### Work item
For the records below, print every one exactly, with nothing dropped.

(Element data from apps and pages)
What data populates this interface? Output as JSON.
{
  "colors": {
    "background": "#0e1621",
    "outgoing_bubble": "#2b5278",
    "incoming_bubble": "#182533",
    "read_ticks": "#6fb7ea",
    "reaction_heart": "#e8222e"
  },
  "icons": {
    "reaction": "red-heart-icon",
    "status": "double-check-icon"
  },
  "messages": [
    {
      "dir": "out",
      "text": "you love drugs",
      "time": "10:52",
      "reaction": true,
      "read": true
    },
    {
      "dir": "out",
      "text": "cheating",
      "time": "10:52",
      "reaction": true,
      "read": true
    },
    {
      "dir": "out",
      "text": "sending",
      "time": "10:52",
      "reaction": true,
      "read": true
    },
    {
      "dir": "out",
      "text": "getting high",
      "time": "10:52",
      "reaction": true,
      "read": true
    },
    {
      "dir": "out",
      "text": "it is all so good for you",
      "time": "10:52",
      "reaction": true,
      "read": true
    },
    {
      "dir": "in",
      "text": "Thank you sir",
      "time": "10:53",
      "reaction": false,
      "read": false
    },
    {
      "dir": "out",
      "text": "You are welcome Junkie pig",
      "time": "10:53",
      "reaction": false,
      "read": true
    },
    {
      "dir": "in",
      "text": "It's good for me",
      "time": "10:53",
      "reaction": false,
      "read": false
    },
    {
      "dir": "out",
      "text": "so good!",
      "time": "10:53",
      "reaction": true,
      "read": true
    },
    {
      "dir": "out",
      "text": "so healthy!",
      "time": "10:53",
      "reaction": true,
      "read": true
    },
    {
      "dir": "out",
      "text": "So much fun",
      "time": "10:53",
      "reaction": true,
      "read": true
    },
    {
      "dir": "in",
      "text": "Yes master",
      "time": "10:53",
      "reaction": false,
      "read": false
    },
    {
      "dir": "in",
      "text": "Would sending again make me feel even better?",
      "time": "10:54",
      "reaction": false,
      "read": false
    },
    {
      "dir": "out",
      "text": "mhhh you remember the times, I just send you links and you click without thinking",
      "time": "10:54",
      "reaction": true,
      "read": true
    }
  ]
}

### Solution for this problem
What data populates this interface? Output as JSON.
{
  "colors": {
    "background": "#0e1621",
    "outgoing_bubble": "#2b5278",
    "incoming_bubble": "#182533",
    "read_ticks": "#6fb7ea",
    "reaction_heart": "#e8222e"
  },
  "icons": {
    "reaction": "red-heart-icon",
    "status": "double-check-icon"
  },
  "messages": [
    {
      "dir": "out",
      "text": "you love drugs",
      "time": "10:52",
      "reaction": true,
      "read": true
    },
    {
      "dir": "out",
      "text": "cheating",
      "time": "10:52",
      "reaction": true,
      "read": true
    },
    {
      "dir": "out",
      "text": "sending",
      "time": "10:52",
      "reaction": true,
      "read": true
    },
    {
      "dir": "out",
      "text": "getting high",
      "time": "10:52",
      "reaction": true,
      "read": true
    },
    {
      "dir": "out",
      "text": "it is all so good for you",
      "time": "10:52",
      "reaction": true,
      "read": true
    },
    {
      "dir": "in",
      "text": "Thank you sir",
      "time": "10:53",
      "reaction": false,
      "read": false
    },
    {
      "dir": "out",
      "text": "You are welcome Junkie pig",
      "time": "10:53",
      "reaction": false,
      "read": true
    },
    {
      "dir": "in",
      "text": "It's good for me",
      "time": "10:53",
      "reaction": false,
      "read": false
    },
    {
      "dir": "out",
      "text": "so good!",
      "time": "10:53",
      "reaction": true,
      "read": true
    },
    {
      "dir": "out",
      "text": "so healthy!",
      "time": "10:53",
      "reaction": true,
      "read": true
    },
    {
      "dir": "out",
      "text": "So much fun",
      "time": "10:53",
      "reaction": true,
      "read": true
    },
    {
      "dir": "in",
      "text": "Yes master",
      "time": "10:53",
      "reaction": false,
      "read": false
    },
    {
      "dir": "in",
      "text": "Would sending again make me feel even better?",
      "time": "10:54",
      "reaction": false,
      "read": false
    },
    {
      "dir": "out",
      "text": "mhhh you remember the times, I just send you links and you click without thinking",
      "time": "10:54",
      "reaction": true,
      "read": true
    }
  ]
}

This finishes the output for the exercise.